WellPoint’s reasons for big health rate hikes

Below are key points health insurer WellPoint Inc. cited in a letter Thursday responding to an inquiry by Health and Human Services Secretary Kathleen Sebelius into a steep rate hike planned for some individual insurance policies in California. The insurer has taken criticism for premium increases at its Anthem Blue Cross subsidiary that will approach 40 percent for some customers.

— healthy customers are dropping coverage to save money while sicker ones retain it and run up medical bills [Read the full article]

{loadposition in-article}

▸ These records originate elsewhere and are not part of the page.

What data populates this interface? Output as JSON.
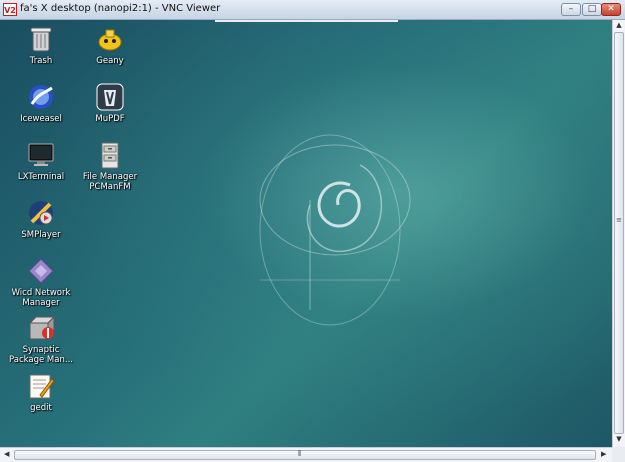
{
  "window": {
    "logo_text": "V2",
    "title": "fa's X desktop (nanopi2:1) - VNC Viewer",
    "min_symbol": "–",
    "max_symbol": "□",
    "close_symbol": "✕"
  },
  "desktop": {
    "icons": [
      {
        "label": "Trash",
        "icon": "trash-icon"
      },
      {
        "label": "Geany",
        "icon": "geany-icon"
      },
      {
        "label": "Iceweasel",
        "icon": "iceweasel-icon"
      },
      {
        "label": "MuPDF",
        "icon": "mupdf-icon"
      },
      {
        "label": "LXTerminal",
        "icon": "terminal-icon"
      },
      {
        "label": "File Manager\nPCManFM",
        "icon": "file-manager-icon"
      },
      {
        "label": "SMPlayer",
        "icon": "smplayer-icon"
      },
      {
        "label": "Wicd Network\nManager",
        "icon": "wicd-icon"
      },
      {
        "label": "Synaptic\nPackage Man...",
        "icon": "synaptic-icon"
      },
      {
        "label": "gedit",
        "icon": "gedit-icon"
      }
    ]
  },
  "colors": {
    "desktop_dark": "#1a4e60",
    "desktop_light": "#2f7f80",
    "close_red": "#c9412c"
  }
}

Molina Healthcare, Inc. (NYSE: MOH – News): Earnings per diluted share for 2009 down 45% from 2008 Annual premium revenues of $3.7 billion, up 18% over 2008 Aggregate membership up 16% over 2008

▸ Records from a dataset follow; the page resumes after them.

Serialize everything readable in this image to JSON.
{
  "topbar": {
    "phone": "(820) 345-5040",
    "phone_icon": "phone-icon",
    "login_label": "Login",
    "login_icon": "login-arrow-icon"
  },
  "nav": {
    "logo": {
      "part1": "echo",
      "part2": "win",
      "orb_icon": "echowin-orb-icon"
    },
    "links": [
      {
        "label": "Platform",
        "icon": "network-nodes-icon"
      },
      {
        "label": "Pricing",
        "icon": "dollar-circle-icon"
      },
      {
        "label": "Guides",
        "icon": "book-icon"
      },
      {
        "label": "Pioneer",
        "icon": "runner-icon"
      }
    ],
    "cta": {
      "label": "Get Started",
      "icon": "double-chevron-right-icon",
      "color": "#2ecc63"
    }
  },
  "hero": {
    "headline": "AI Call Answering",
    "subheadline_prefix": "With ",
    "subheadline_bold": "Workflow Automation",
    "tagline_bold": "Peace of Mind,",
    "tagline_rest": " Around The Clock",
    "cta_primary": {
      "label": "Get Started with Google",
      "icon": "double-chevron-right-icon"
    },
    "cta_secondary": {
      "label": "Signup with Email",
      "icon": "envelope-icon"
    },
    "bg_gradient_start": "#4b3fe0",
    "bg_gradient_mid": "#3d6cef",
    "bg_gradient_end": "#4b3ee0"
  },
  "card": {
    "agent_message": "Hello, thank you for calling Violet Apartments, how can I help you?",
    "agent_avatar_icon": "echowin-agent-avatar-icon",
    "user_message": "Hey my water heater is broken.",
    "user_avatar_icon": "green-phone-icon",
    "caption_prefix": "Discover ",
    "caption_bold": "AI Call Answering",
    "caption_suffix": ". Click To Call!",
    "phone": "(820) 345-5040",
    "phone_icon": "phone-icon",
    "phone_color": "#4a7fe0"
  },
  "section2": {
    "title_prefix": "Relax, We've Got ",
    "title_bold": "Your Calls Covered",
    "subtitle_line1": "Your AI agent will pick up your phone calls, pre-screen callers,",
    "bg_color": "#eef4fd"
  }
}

Molina Healthcare, Inc. (NYSE: MOH – News) today reported its financial results for the fourth quarter and year ended December 31, 2009.

Net loss for the quarter ended December 31, 2009, was $4.5 million, or $0.18 per diluted share, compared with net income of $14.8 million, or $0.55 per diluted share, for the quarter ended December 31, 2008. Net income for the year ended December 31, 2009, was $30.9 million, or $1.19 per diluted share, compared with net income of $59.6 million, or $2.15 per diluted share, for the year ended December 31, 2008. [Read the full article]

Moody’s Investors Service said Thursday it is reviewing health insurer Aetna Inc.’s ratings for a possible downgrade, citing the company’s fourth-quarter financial report and 2010 outlook.

On Feb. 5, Aetna said its fourth-quarter profit fell 15 percent, as it continued to struggle with rising medical costs. Also, the company forecast an operating profit of $2.55 to $2.65 per share in 2010, while analysts expect $2.83 per share.

Moody’s said $4.1 billion of outstanding debt is affected by its review of the company’s “A3,” or upper medium grade, senior debt rating.

Credit ratings reflect a company’s ability to repay debt and are used by lenders to set the terms of borrowing. Lower ratings make it more expensive for companies to borrow money. [Read the full article]

{loadposition in-article-finance}

HealthSpring, Inc. (NYSE:HS – News) today announced that it has entered into a new $350 million senior secured credit facility. The new agreement consists of $175 million in five-year term loans and a four-year, $175 million revolving credit facility, $25 million of which was drawn at closing. Outstanding loans under the new credit facility bear interest at a spread over a base rate or LIBOR (initially 325 basis points), depending on the Company total leverage ratio.

Borrowings under the facilities and cash on hand were used to repay approximately $237.0 million of indebtedness outstanding under the Company existing credit agreement, which was scheduled to mature on October 1, 2012. [Read the full article]

You may also like...